Lasting lifestyle changes can make for a healthier heart, says Dr. Edward Healy, a cardiologist who is vice chairman of the medical staff at Suburban Hospital in Bethesda. He recommends dietary changes and incorporating physical activity into your daily regimen.
Build activity into your regular routine
“I don’t like to use the word exercise or even diet,” Healy says. “People can be intimidated by the idea of exercise or they think they are going to have to join a gym or buy equipment. It’s really about incorporating activity into your life, whether it’s walking or biking places instead of driving. Take the stairs instead of the elevator. Join a basketball team or play tennis. There are all different ways to do it. It’s more important that it’s something that’s available to you and that you enjoy doing it.”
Pay attention to mental health and stress
“We know that stress releases hormones that are not good for the cardiovascular system. When people get stresses, their blood pressure tends to rise and they have a higher incidence of heart disease.” Healy recommends meditation, yoga, breathing exercises, all of which have a beneficial cardiovascular effect.
Banish salt and sugar from your diet
“We get tons of salt and sugar from the things we eat,” Healy says. “The more we can do without it the better. Sodium intake raises blood pressure and sugar is one of the main culprits in obesity. These are calories we don’t generally need.” A sugar-laden diet also raises your risk of cardiovascular disease even if you aren’t overweight.
Cook for yourself
“The more you cook for yourself, the more you prepare your own food, the more you have control over what you’re eating,” Dr. Healy says. “You know exactly what goes into that food. It’s easier to control the amount of salt and sugar in your diet and incorporate healthy foods. Your own food will be more nutritious and contain fewer calories.
Eat more vegetables
“Vegetables should really be at the center of your diet, not something on the side.

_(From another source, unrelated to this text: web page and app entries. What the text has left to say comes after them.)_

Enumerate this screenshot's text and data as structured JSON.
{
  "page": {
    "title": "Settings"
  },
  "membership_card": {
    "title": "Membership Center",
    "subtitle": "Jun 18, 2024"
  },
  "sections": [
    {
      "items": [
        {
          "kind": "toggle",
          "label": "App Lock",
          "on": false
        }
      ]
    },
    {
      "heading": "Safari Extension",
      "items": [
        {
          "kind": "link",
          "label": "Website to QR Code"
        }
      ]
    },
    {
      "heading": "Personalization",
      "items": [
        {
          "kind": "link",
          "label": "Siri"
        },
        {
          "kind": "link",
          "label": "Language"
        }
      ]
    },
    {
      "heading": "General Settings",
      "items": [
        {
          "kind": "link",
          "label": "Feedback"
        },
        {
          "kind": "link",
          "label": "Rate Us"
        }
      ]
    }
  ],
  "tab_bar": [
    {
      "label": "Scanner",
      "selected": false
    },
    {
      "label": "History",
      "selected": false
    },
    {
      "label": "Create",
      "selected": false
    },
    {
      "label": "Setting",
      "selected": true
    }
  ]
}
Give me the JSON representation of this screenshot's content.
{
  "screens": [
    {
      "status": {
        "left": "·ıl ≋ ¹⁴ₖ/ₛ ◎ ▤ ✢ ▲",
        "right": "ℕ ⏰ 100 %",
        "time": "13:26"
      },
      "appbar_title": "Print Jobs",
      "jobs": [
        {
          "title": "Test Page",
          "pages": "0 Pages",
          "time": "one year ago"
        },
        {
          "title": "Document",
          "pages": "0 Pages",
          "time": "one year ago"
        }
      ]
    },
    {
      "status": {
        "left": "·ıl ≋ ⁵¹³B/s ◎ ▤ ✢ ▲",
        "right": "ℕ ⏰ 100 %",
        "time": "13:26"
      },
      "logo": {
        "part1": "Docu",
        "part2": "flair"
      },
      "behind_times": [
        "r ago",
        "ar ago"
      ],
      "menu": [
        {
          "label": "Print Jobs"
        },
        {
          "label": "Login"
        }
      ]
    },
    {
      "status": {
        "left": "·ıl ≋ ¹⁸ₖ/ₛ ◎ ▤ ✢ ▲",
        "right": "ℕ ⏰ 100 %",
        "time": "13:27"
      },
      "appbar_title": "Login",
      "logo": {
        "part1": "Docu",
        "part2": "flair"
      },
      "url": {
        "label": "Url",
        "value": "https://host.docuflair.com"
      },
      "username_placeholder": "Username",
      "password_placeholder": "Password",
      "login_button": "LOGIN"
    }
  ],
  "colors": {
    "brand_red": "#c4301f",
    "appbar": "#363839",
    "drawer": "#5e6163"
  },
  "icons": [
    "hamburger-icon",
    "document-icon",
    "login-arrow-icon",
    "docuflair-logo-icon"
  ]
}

Vegetables are high in vitamins, low in calories and high in fiber. They’re also high in potassium and low in sodium. Heart-healthy foods are high-fiber (whole grains, fruits and vegetables) and certain foods that are low in saturated fat like olive oil and fish.
“Make sure you get your blood pressure, cholesterol and hemoglobin checked. Those are three risk factors that we have a way of measuring and we have things we can do to improve it. So, it’s good to know where you stand with those.” One of the tests is a C-Reactive Protein Test (CRP), which is a good predictor of heart disease.
“If you’re smoking, work on quitting. We’re fortunate in this area that we don’t have as high a density of people who smoke, but quitting is definitely good for overall health, especially for cardiovascular health,” Dr. Healy said. The Food and Drug Administration states that breathing in cigarette smoke distributes contaminated blood to the rest of the body. These chemicals can damage your heart and blood vessels.
“Restricting alcohol is good for your blood pressure and weight,” Healy says. New U.S. dietary guidelines recommend that individuals lower their consumption to one drink a day.
“Changes are not going to happen overnight,” Dr. Healy says. “I think sometimes people get discouraged and things aren’t going according to plan. But the key is really sticking with trying to lead a healthy cardiovascular life.”